The Liberal candidate is the mayor. He may have some traction. The NDP doesn't stand a chance.

The Mound of Sound said...

Over the course of a few days, Owen, I explored the biographies (resumes, I suppose) of great leaders past, especially Mike Pearson and Pierre Trudeau. They entered politics with rich backgrounds of considerable achievement. It was easy to see the confident character that formed the foundation of their vision.

The best we seem to attract today are pretty thin gruel contrasted to these great leaders of the past. They've got a degree or two to be sure. Perhaps they've written a book or three, taught at some university yet their lives are shallow enough they could be accurately summed up in three or four lines.

This current crop, well they're at best middle-management grade who somehow get seated at the head of the boardroom conference table. We expect great things of them but they don't come to the job "great things" capable.

Owen Gray said...

That's a telling observation, Mound. Trudeau Sr. spent a good deal of his mature life -- before he entered politics -- thinking about government and how it should work. His collection of essays in "Federalism and the French Canadians" provided ample evidence of that.

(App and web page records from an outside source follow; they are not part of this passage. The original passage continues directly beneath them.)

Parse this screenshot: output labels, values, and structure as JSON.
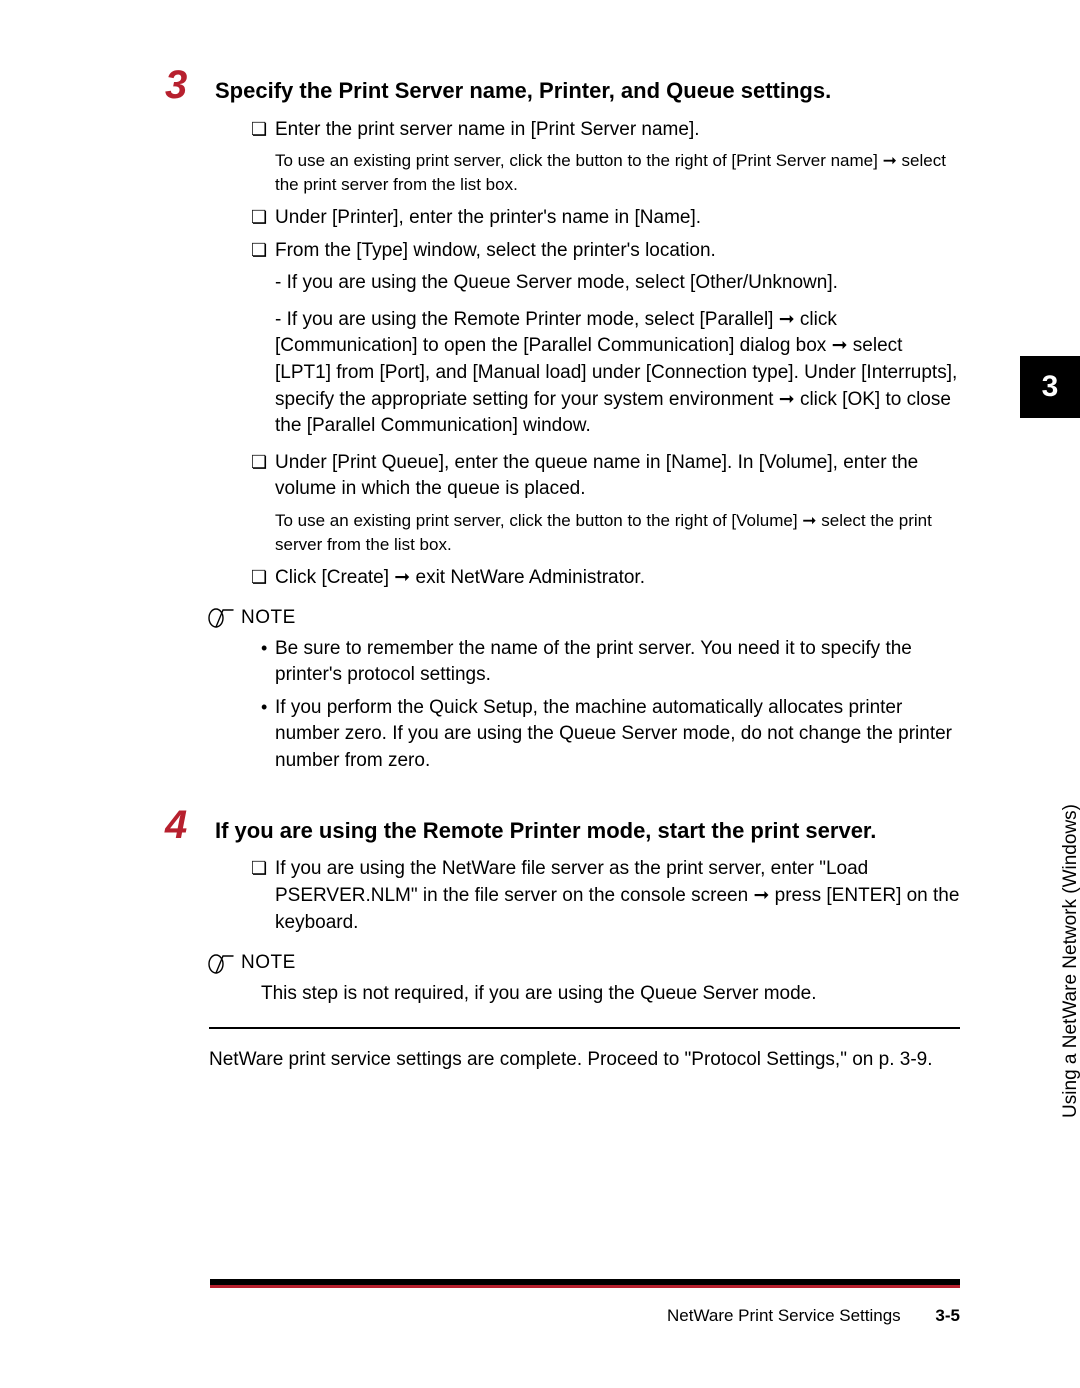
{
  "side_tab": {
    "chapter": "3",
    "label": "Using a NetWare Network (Windows)"
  },
  "arrow": "➞",
  "steps": [
    {
      "num": "3",
      "title": "Specify the Print Server name, Printer, and Queue settings.",
      "items": {
        "c1": "Enter the print server name in [Print Server name].",
        "s1": "To use an existing print server, click the button to the right of [Print Server name] ➞ select the print server from the list box.",
        "c2": "Under [Printer], enter the printer's name in [Name].",
        "c3": "From the [Type] window, select the printer's location.",
        "d1": "- If you are using the Queue Server mode, select [Other/Unknown].",
        "d2": "- If you are using the Remote Printer mode, select [Parallel] ➞ click [Communication] to open the [Parallel Communication] dialog box ➞ select [LPT1] from [Port], and [Manual load] under [Connection type]. Under [Interrupts], specify the appropriate setting for your system environment ➞ click [OK] to close the [Parallel Communication] window.",
        "c4": "Under [Print Queue], enter the queue name in [Name]. In [Volume], enter the volume in which the queue is placed.",
        "s4": "To use an existing print server, click the button to the right of [Volume] ➞ select the print server from the list box.",
        "c5": "Click [Create] ➞ exit NetWare Administrator."
      },
      "note": {
        "label": "NOTE",
        "b1": "Be sure to remember the name of the print server. You need it to specify the printer's protocol settings.",
        "b2": "If you perform the Quick Setup, the machine automatically allocates printer number zero. If you are using the Queue Server mode, do not change the printer number from zero."
      }
    },
    {
      "num": "4",
      "title": "If you are using the Remote Printer mode, start the print server.",
      "items": {
        "c1": "If you are using the NetWare file server as the print server, enter \"Load PSERVER.NLM\" in the file server on the console screen ➞ press [ENTER] on the keyboard."
      },
      "note": {
        "label": "NOTE",
        "text": "This step is not required, if you are using the Queue Server mode."
      }
    }
  ],
  "closing": "NetWare print service settings are complete. Proceed to \"Protocol Settings,\" on p. 3-9.",
  "footer": {
    "section": "NetWare Print Service Settings",
    "page": "3-5"
  }
}
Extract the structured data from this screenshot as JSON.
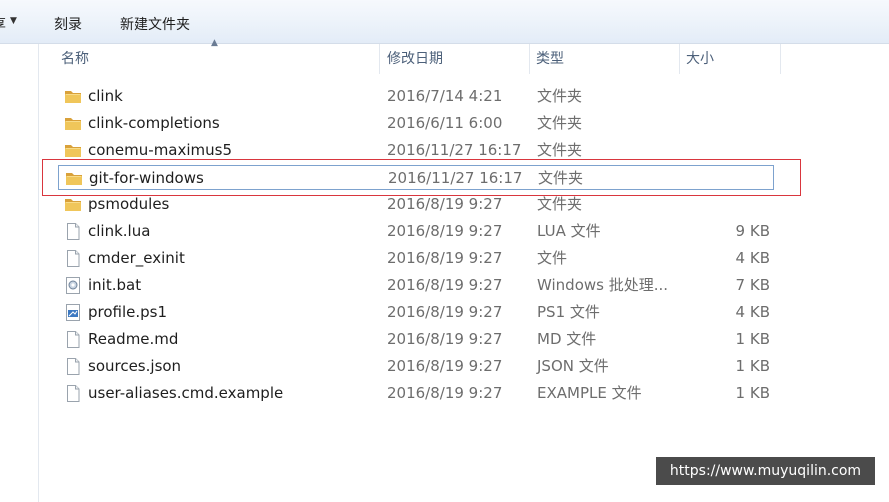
{
  "toolbar": {
    "left_cut_label": "享",
    "burn_label": "刻录",
    "new_folder_label": "新建文件夹"
  },
  "columns": {
    "name": "名称",
    "date": "修改日期",
    "type": "类型",
    "size": "大小"
  },
  "files": [
    {
      "name": "clink",
      "date": "2016/7/14 4:21",
      "type": "文件夹",
      "size": "",
      "icon": "folder-icon"
    },
    {
      "name": "clink-completions",
      "date": "2016/6/11 6:00",
      "type": "文件夹",
      "size": "",
      "icon": "folder-icon"
    },
    {
      "name": "conemu-maximus5",
      "date": "2016/11/27 16:17",
      "type": "文件夹",
      "size": "",
      "icon": "folder-icon"
    },
    {
      "name": "git-for-windows",
      "date": "2016/11/27 16:17",
      "type": "文件夹",
      "size": "",
      "icon": "folder-icon"
    },
    {
      "name": "psmodules",
      "date": "2016/8/19 9:27",
      "type": "文件夹",
      "size": "",
      "icon": "folder-icon"
    },
    {
      "name": "clink.lua",
      "date": "2016/8/19 9:27",
      "type": "LUA 文件",
      "size": "9 KB",
      "icon": "file-icon"
    },
    {
      "name": "cmder_exinit",
      "date": "2016/8/19 9:27",
      "type": "文件",
      "size": "4 KB",
      "icon": "file-icon"
    },
    {
      "name": "init.bat",
      "date": "2016/8/19 9:27",
      "type": "Windows 批处理...",
      "size": "7 KB",
      "icon": "batch-file-icon"
    },
    {
      "name": "profile.ps1",
      "date": "2016/8/19 9:27",
      "type": "PS1 文件",
      "size": "4 KB",
      "icon": "script-file-icon"
    },
    {
      "name": "Readme.md",
      "date": "2016/8/19 9:27",
      "type": "MD 文件",
      "size": "1 KB",
      "icon": "file-icon"
    },
    {
      "name": "sources.json",
      "date": "2016/8/19 9:27",
      "type": "JSON 文件",
      "size": "1 KB",
      "icon": "file-icon"
    },
    {
      "name": "user-aliases.cmd.example",
      "date": "2016/8/19 9:27",
      "type": "EXAMPLE 文件",
      "size": "1 KB",
      "icon": "file-icon"
    }
  ],
  "selected_index": 3,
  "watermark": "https://www.muyuqilin.com",
  "colors": {
    "highlight_border": "#d9363e",
    "selection_border": "#7da2ce",
    "folder": "#e8b84a"
  }
}
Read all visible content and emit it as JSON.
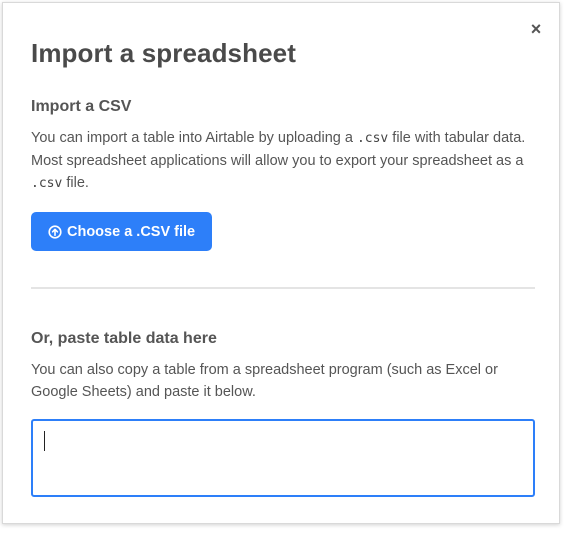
{
  "dialog": {
    "title": "Import a spreadsheet",
    "close_label": "×",
    "csv_section": {
      "heading": "Import a CSV",
      "text_1": "You can import a table into Airtable by uploading a ",
      "code_1": ".csv",
      "text_2": " file with tabular data. Most spreadsheet applications will allow you to export your spreadsheet as a ",
      "code_2": ".csv",
      "text_3": " file.",
      "button_label": "Choose a .CSV file",
      "button_icon": "upload-circle-icon"
    },
    "paste_section": {
      "heading": "Or, paste table data here",
      "description": "You can also copy a table from a spreadsheet program (such as Excel or Google Sheets) and paste it below.",
      "input_value": "",
      "input_placeholder": ""
    },
    "colors": {
      "accent": "#2d7ff9",
      "text": "#555555",
      "title": "#4a4a4a"
    }
  }
}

Before Pearson became Prime Minister, he spent decades working as an international statesman and winning a Nobel Prize. Today's leaders can't hold a candle to those two men.

The Mound of Sound said...

In mulling this over I concluded that a critical distinction between great leaders and the also-rans is the depth of experience that allowed them to formulate vision. A good, healthy country is a work in progress in constant need of building and improvement. Lesser leaders of the sort we've endured post-Pierre Trudeau turn out to be administrators incapable of building and improving our nationhood. I think that may contribute to the breakdown of social cohesion and political parties that shoot for a magical 39-40% share of the electorate that will give them a majority. Mike Pearson's vision was long term, reaching beyond the horizon. Pierre Trudeau's vision was long term, the just society and the Charter creating the foundation for a stable liberal democracy. Since then it's all been short-term leadership focused on the next electoral cycle. We see in these inadequate leaders a tendency to place party fortunes ahead of the public interest. Their policies reflect what they perceive they must do to gain or retain power with scant regard to the needs of the country, much less future generations. That, in my view, accurately sums up the governance of both Stephen Harper and Justin Trudeau. No significant good befalls the country from that.

Owen Gray said...

Short term objectives -- whether in government or on Bay Street -- seems to be the default position of those who are now in positions of responsibility, Mound. That kind of myopia rots a nation's social fabric.